Everything you need to know about teeth

Healthy teeth are really important for our overall health. They help us to smile and speak and bite and chew the food we need to sustain ourselves. It's important to understand the different types of teeth you have throughout your life.

Milk teeth

Milk teeth are the first teeth we get as babies. These teeth start developing before a baby is born and will normally start to come through when an infant is between 6 and 12 months old.

By the time a child reaches 3 years of age it they can expect to have a full set of 20 milk teeth. They will keep this set for another few years and keeping these teeth healthy and clean will help them to eat, talk and avoid problems when the adult teeth grow in.

When a child reaches the ages of between 5 and 6 their milk teeth should start to gradually fall out with adult teeth growing in shortly after.

Read more about caring for your baby's first teeth and teething

Adult teeth

People can expect that between the ages of 12 and 14 a child will have lost all of their baby teeth and these will have now been replaced by a full set of adult teeth.

A full set of adult teeth will amount to 32 teeth in total. This includes the wisdom teeth, which grow in at the back of the mouth. These normally grow in much later and can be expected between the ages of 17 and 21. For some people wisdom teeth don't grow in at all. Your dentist will be able to offer advice on wisdom teeth and may be able to advise you, through X-rays, on the progress of your wisdom teeth.

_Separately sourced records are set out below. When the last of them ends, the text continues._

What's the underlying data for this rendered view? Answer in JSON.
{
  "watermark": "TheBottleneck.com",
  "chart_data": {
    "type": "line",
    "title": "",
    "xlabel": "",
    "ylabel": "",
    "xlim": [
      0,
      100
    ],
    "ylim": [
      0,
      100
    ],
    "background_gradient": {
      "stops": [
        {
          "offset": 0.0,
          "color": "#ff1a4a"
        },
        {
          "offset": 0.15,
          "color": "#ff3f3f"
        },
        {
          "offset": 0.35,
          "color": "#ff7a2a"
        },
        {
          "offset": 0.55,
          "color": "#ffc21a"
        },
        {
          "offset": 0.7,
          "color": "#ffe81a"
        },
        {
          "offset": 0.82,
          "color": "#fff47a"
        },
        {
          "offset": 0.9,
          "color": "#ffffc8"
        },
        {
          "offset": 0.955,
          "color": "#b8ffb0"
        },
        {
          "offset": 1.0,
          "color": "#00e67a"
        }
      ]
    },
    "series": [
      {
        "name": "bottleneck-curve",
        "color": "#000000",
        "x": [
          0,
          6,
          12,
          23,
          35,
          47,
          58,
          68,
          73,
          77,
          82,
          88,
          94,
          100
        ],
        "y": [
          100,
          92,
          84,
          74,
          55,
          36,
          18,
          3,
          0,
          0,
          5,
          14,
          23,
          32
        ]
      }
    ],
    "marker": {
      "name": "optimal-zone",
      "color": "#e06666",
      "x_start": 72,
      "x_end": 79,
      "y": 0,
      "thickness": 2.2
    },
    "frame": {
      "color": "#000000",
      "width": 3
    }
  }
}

On occasion some people have problems when their wisdom teeth start to come through. This can be down to positioning, space in the mouth or the direction they are growing in. Problems with the wisdom teeth can lead to pain and more serious problems and on occasion they will have to be removed.

Removal of wisdom teeth will depend on the positioning in the mouth. Sometimes removal can take place in your usual dental practice with only local anaesthetic, however some people may need to have them removed in hospital under general anaesthetic.

The different types of teeth

  • Incisors are used for chopping and cutting food into small chunks, these are your front teeth and you have 4 on the bottom and 4 on the top.
  • Canine teeth help you to tear chewy food such as meat. You have 2 of these in the top jaw and 2 in the bottom jaw and they are positioned next to your incisors.
  • Premolars are positioned next to your canine teeth. A full set of adult teeth will normally contain eight premolars with 4 on the top and 4 on the bottom row of teeth. We rely on these teeth for grinding and crushing chunks of food. These teeth are bigger and wider with a flat surface area on the bottom unlike your narrow and sharp front teeth.

Molars grow in at the back of your mouth and a full set of adult teeth should have 8 in total with 4 on the top and 4 on the bottom jaw. These teeth are your strongest and we rely on these teeth to grind our food so it's safe to swallow.

Find more on looking after your teeth in our teeth cleaning guide

The parts of our teeth

  • The crown is the part of the tooth which is visible to you above the gum line.
  • The enamel covers the crown and is hard and shiny, in fact enamel is the hardest material present in the body and acts to protect the sensitive inner parts of the tooth.
  • The dentine makes up most of the tooth and protects the inner part called the pulp.
  • The pulp collects each tooth's blood supply and nerve endings, a strong blood supply keeps the tooth alive and healthy and the nerve endings help to send messages to your brain alerting you to the temperature of your food or if the tooth is damaged or decayed.
  • The cementum covers and protects the root of the tooth, which also hosts the pulp.
  • The periodontal fibres connect the tooth to the jawbone.